(Excerpts from an interface dataset)
********
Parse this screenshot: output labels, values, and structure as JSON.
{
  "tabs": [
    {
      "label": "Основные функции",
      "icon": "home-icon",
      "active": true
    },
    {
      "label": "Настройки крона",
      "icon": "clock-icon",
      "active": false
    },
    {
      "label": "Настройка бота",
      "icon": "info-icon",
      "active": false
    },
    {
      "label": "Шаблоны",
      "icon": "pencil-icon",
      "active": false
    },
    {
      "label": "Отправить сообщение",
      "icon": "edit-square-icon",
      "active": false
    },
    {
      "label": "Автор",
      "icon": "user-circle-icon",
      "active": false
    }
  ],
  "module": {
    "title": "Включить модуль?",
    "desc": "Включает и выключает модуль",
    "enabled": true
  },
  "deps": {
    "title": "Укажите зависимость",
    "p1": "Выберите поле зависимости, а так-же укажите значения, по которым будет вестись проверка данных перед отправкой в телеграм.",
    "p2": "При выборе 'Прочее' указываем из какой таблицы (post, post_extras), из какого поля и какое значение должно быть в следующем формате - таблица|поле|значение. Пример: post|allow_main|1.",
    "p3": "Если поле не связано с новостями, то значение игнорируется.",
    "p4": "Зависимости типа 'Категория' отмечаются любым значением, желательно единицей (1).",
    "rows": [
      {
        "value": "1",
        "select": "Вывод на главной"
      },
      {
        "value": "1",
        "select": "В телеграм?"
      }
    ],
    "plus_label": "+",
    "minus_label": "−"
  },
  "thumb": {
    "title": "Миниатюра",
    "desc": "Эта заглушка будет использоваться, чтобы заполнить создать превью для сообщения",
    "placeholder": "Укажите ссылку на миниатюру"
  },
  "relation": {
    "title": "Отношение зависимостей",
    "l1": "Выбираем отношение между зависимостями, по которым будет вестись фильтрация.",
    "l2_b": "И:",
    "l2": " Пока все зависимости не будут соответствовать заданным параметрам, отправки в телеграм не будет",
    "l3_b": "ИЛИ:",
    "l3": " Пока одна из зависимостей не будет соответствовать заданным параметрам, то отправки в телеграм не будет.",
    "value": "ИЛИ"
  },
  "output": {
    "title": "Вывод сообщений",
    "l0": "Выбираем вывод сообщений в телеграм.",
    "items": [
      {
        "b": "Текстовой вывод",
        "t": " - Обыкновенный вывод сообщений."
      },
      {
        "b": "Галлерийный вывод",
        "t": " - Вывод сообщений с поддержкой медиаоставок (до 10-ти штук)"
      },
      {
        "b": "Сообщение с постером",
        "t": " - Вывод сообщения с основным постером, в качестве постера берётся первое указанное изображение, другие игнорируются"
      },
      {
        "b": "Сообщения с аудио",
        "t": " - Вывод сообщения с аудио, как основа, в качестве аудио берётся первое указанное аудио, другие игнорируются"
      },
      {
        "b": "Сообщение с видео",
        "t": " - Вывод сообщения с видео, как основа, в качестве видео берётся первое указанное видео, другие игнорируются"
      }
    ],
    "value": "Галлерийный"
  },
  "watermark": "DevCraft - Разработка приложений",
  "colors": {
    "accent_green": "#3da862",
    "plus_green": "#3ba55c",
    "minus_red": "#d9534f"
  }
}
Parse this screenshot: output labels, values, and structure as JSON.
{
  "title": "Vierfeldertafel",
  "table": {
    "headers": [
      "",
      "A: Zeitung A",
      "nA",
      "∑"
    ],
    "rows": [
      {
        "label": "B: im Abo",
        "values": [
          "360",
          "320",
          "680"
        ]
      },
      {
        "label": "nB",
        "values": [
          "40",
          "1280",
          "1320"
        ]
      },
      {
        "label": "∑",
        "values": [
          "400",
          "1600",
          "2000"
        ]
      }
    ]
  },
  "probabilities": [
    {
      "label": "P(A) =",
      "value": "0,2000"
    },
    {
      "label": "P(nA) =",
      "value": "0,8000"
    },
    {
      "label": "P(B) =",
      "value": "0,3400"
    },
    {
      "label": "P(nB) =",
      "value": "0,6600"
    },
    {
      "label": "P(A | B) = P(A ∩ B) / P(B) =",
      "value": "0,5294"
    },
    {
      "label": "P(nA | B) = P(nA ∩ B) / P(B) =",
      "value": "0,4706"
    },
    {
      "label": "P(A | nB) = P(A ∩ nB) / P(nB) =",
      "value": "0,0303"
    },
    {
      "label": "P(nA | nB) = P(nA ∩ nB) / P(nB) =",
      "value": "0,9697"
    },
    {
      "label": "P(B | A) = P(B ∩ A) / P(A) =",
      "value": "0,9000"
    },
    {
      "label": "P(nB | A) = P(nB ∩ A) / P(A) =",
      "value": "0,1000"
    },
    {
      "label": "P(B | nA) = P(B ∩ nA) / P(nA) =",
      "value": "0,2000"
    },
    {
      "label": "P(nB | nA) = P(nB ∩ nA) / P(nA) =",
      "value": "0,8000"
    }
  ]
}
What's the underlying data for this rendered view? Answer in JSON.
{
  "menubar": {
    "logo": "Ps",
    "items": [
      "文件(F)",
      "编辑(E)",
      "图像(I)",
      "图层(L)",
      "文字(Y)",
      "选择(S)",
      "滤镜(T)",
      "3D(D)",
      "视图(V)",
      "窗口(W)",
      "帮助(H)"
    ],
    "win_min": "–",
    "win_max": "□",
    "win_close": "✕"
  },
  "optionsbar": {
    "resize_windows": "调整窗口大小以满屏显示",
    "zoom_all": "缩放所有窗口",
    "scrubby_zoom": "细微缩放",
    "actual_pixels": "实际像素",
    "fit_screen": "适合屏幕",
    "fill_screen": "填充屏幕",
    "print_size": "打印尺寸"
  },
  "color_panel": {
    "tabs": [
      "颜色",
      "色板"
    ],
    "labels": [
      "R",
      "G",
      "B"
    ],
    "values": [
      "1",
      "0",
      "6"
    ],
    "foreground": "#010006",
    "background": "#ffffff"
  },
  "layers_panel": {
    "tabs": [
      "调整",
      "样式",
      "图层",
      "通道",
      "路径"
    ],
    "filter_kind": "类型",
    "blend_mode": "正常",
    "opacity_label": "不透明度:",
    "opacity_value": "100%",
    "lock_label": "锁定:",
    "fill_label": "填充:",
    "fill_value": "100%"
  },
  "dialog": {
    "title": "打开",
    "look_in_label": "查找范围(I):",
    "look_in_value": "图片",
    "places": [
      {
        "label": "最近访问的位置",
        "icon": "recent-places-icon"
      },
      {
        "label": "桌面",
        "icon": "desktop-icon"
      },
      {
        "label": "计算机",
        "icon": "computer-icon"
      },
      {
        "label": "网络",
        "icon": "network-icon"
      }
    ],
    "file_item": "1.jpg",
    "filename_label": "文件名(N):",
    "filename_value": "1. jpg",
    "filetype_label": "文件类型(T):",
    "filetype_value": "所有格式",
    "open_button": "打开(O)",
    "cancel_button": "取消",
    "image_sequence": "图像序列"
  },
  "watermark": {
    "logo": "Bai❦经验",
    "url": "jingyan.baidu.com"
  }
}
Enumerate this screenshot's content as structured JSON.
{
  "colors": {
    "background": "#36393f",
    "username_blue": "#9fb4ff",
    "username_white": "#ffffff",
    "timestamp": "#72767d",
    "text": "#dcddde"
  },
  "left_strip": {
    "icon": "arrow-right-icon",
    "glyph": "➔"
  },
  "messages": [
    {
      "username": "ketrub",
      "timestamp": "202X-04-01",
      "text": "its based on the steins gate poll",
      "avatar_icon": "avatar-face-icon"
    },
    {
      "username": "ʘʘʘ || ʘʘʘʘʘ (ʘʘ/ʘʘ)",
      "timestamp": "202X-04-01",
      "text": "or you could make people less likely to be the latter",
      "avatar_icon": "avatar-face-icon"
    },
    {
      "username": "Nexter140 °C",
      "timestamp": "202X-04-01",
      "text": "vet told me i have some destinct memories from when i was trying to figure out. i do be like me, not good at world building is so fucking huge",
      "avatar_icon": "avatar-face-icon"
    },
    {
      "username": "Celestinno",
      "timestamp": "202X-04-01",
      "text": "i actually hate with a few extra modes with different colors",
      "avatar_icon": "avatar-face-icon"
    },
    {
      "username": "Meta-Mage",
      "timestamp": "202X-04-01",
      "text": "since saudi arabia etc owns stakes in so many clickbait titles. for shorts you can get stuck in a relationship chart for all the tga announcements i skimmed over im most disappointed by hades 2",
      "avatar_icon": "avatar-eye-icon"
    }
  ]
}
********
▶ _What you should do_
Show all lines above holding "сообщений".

▶ _Answer section_
    "title": "Вывод сообщений",
    "l0": "Выбираем вывод сообщений в телеграм.",
        "t": " - Обыкновенный вывод сообщений."
        "t": " - Вывод сообщений с поддержкой медиаоставок (до 10-ти штук)"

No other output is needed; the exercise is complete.